Move Over, Shirley
When I think about starting over, I'm inspired by my Russian "son," Max. He's had more incarnations than Shirley MacLain.
Max was about 10 when the Soviet Union collapsed. And with it, the future he had envisioned. He admired the power his real father wielded as a Communist Party member who directed construction projects.
As the Iron Curtain fell, it became clear Max would have to fashion his own future. He set his sights on winning a trip to America, through a program sponsored by the US government.
Max beat out hundreds of competitors. It helped that his mother was an English teacher. It also helped that Max could adapt quickly. When the American woman interviewing the crowd of candidates asked Max if he had a sense of humor, Max not only said yes, he added "We had a competition at our school to find the funniest person and I won."
When the interviewer later asked the next person if what Max said was true, she was told yes - because Max had coached her.
Max eventually graduated from DePaul University in Chicago with a marketing degree. When he couldn't get a job because he was a foreigner, he transferred to Chico to get a master's degree in computer programming, a field that offers visas to foreign workers.
Max was hired just before the economy tanked.
He simply kept adapting until he found a career. Not bad advice for anyone in this economy. When I think about Max's story, I am reminded how important it is to be willing to learn new things. Max had next to no knowledge about computers - and in a year and a half he mastered areas I cannot even describe.
My last story involves me. In pondering how I wanted to start over, I had decided to return to my roots as a writer. Somewhere I had gotten lost on the management merry-go-round, and I had forgotten how much fun it was to just be a reporter.
But did I still have it? The knack? The nose for news? It didn't take long to find out.
My first assignment was to write about the educational opportunities available at vocational schools. Pretty dry stuff - until I decided to track down a recent grad who had successfully found a new path in life.
"I've got just the person," promised the school counselor. What an understatement. She put me in touch with a young woman who had been the manager of a pizza parlor - until an armed robber pistol-whipped her into the hospital. She tried to return, but the fear became overwhelming. Instead, she took enough classes to qualify for a job offered by a computer company at a CJJ job fair. I was scoring on every point.
Then she mentioned she was getting married as well. That's nice, I thought, but something in the back of my mind told me I didn't have the whole story, that I should ask one more question.
"Who's the lucky guy?" I asked.
"The doctor who treated me for my head injuries," she responded matter-of-factly.
Why do things happen? Who knows? But look around - you might find some interesting stories and gain some helpful insights that w ill help you survive your own situation. One thing is certain - you will quickly learn you are not the only one who has ever had to start over.
For more information on coping with change in your life:
- CareerChangeResumes.com - Follow step-by-step instructions to write a functional resume. Or ask them to do if for you. All for a fee.
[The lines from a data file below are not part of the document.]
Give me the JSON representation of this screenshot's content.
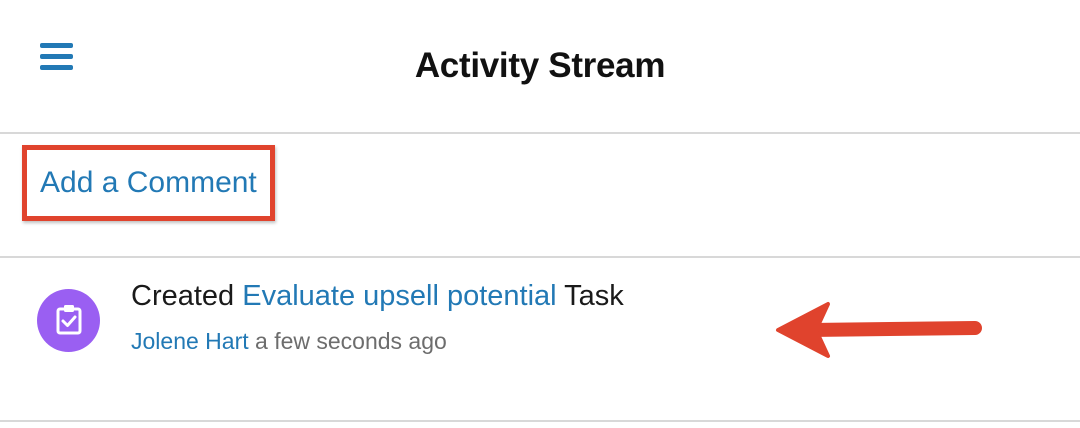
{
  "header": {
    "title": "Activity Stream",
    "menu_icon": "hamburger-menu-icon"
  },
  "add_comment": {
    "label": "Add a Comment"
  },
  "activity": {
    "verb": "Created",
    "record_name": "Evaluate upsell potential",
    "record_type": "Task",
    "user": "Jolene Hart",
    "time": "a few seconds ago",
    "icon": "task-clipboard-check-icon",
    "icon_color": "#9a5ff2"
  },
  "annotations": {
    "highlight_color": "#e0432d",
    "arrow_color": "#e0432d"
  },
  "colors": {
    "link": "#2279b5",
    "text": "#1a1a1a",
    "muted": "#6d6d6d",
    "divider": "#d8d8d8"
  }
}
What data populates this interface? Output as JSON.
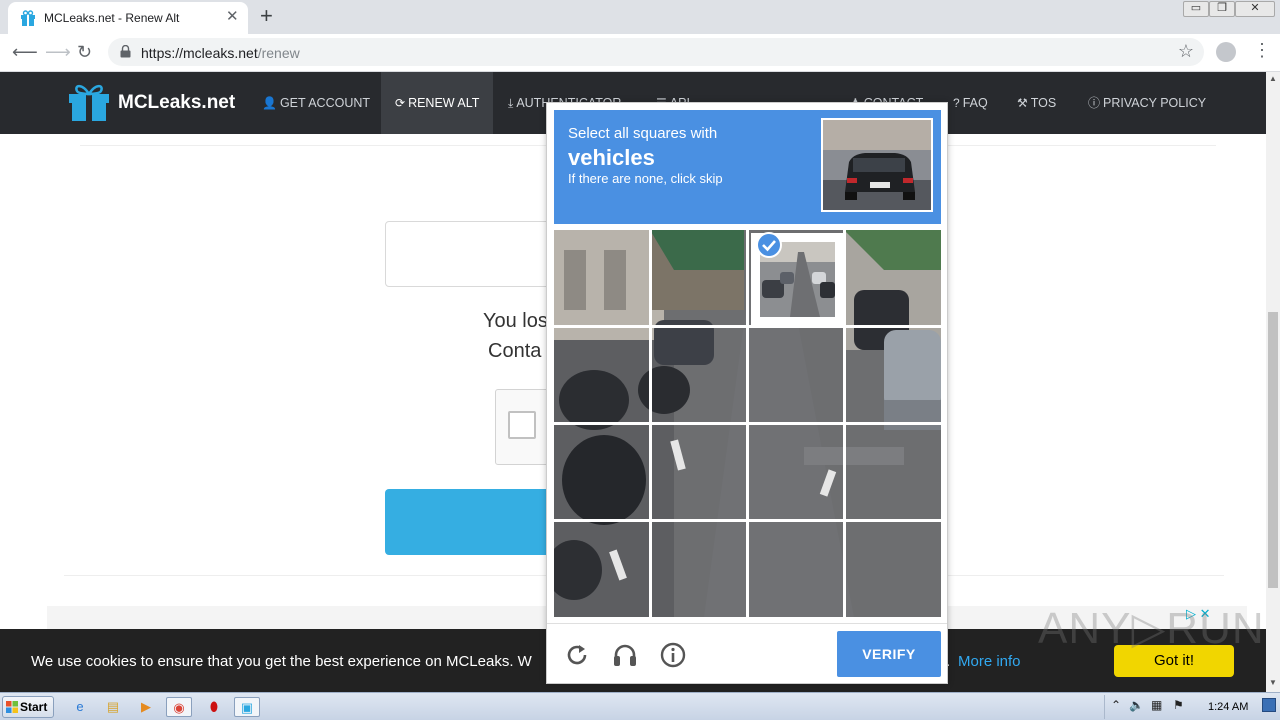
{
  "browser": {
    "tab_title": "MCLeaks.net - Renew Alt",
    "tab_close": "✕",
    "new_tab": "+",
    "url_host": "https://mcleaks.net",
    "url_path": "/renew",
    "window_buttons": [
      "▭",
      "❐",
      "✕"
    ]
  },
  "site": {
    "logo_text": "MCLeaks.net",
    "nav": [
      {
        "icon": "user-plus-icon",
        "label": "GET ACCOUNT"
      },
      {
        "icon": "refresh-icon",
        "label": "RENEW ALT"
      },
      {
        "icon": "download-icon",
        "label": "AUTHENTICATOR"
      },
      {
        "icon": "list-icon",
        "label": "API"
      },
      {
        "icon": "person-icon",
        "label": "CONTACT"
      },
      {
        "icon": "question-icon",
        "label": "FAQ"
      },
      {
        "icon": "gavel-icon",
        "label": "TOS"
      },
      {
        "icon": "info-icon",
        "label": "PRIVACY POLICY"
      }
    ],
    "line1": "You los",
    "line2": "Conta",
    "cookie_text": "We use cookies to ensure that you get the best experience on MCLeaks. W",
    "cookie_tail": ".",
    "cookie_more": "More info",
    "cookie_button": "Got it!",
    "ad_choices": "▷ ✕",
    "watermark": "ANY▷RUN"
  },
  "captcha": {
    "prompt_line1": "Select all squares with",
    "prompt_target": "vehicles",
    "prompt_line3": "If there are none, click skip",
    "verify_label": "VERIFY",
    "grid_size": 4,
    "selected_tiles": [
      2
    ],
    "colors": {
      "accent": "#4a90e2"
    }
  },
  "taskbar": {
    "start_label": "Start",
    "clock": "1:24 AM",
    "apps": [
      "ie-icon",
      "explorer-icon",
      "media-player-icon",
      "chrome-icon",
      "opera-icon",
      "gift-app-icon"
    ]
  }
}
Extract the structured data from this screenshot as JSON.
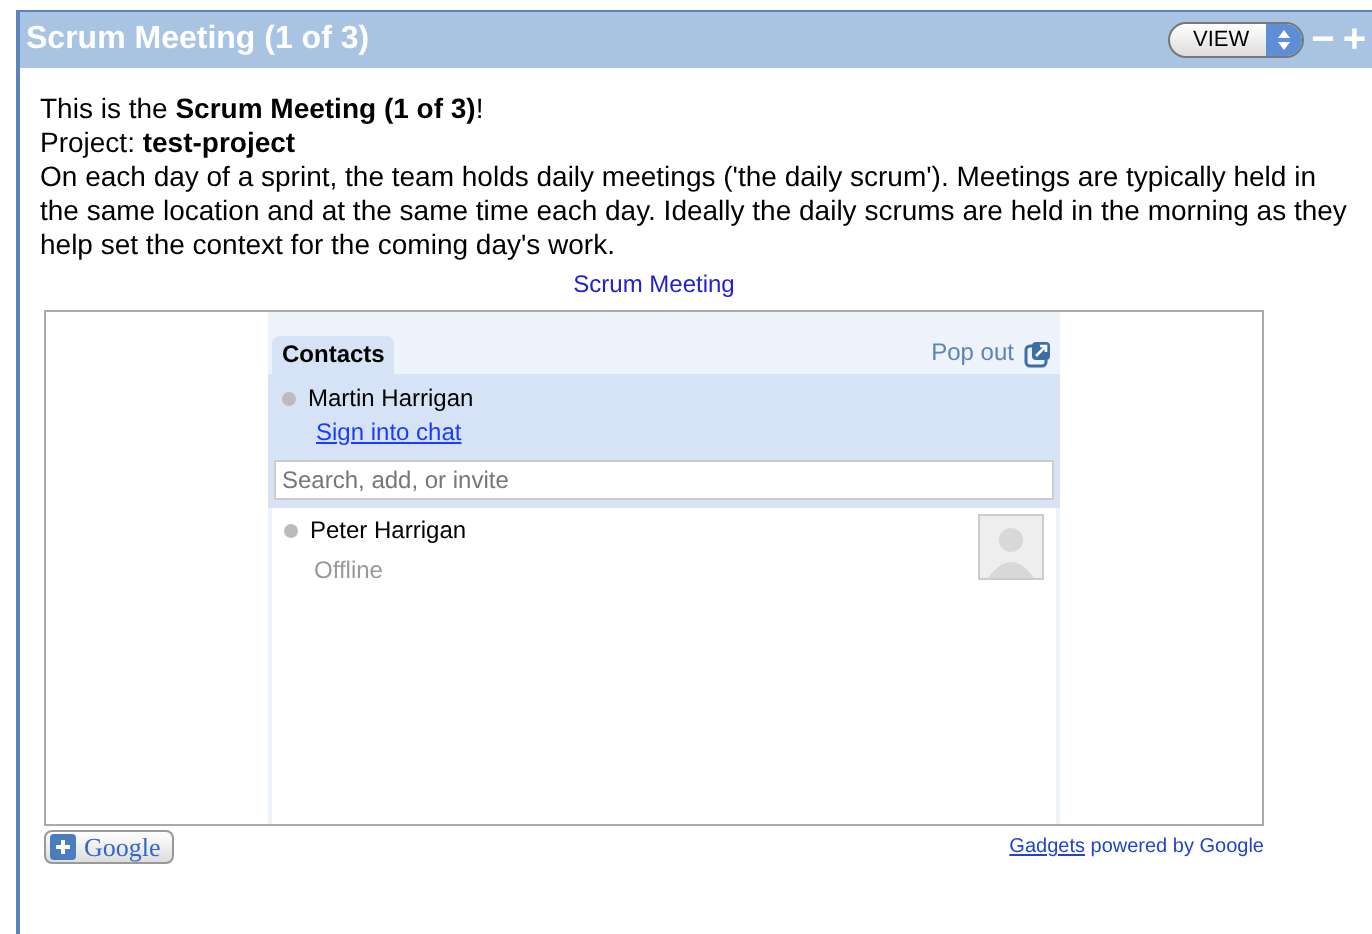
{
  "window": {
    "title": "Scrum Meeting (1 of 3)",
    "view_button": "VIEW",
    "minimize": "−",
    "maximize": "+"
  },
  "intro": [
    "This is the **Scrum Meeting (1 of 3)**!",
    "Project: **test-project**",
    "On each day of a sprint, the team holds daily meetings ('the daily scrum'). Meetings are typically held in the same location and at the same time each day. Ideally the daily scrums are held in the morning as they help set the context for the coming day's work."
  ],
  "gadget_title": "Scrum Meeting",
  "contacts": {
    "tab": "Contacts",
    "pop_out": "Pop out",
    "me": {
      "name": "Martin Harrigan",
      "link": "Sign into chat"
    },
    "search": {
      "placeholder": "Search, add, or invite"
    },
    "list": [
      {
        "name": "Peter Harrigan",
        "status": "Offline"
      }
    ]
  },
  "footer": {
    "add_button": "Google",
    "link": "Gadgets",
    "text": " powered by Google"
  }
}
- content.monster.co.nz - Have a question about your career change? The largest online jobsite might be able to help. Once here, click on career transition listed under experts. The next page invites you to write an email to Monster's career transitions experts.
- JobhuntersBible.com - A fun, useful website by Parachute author Bolles. Provides insightful articles, important Internet links, and some of the same commonsense advice offered in his book.
- LifePurposeCoaching.com - Larkspur-based site offers coaching, classes, career planning. (415) 339-8060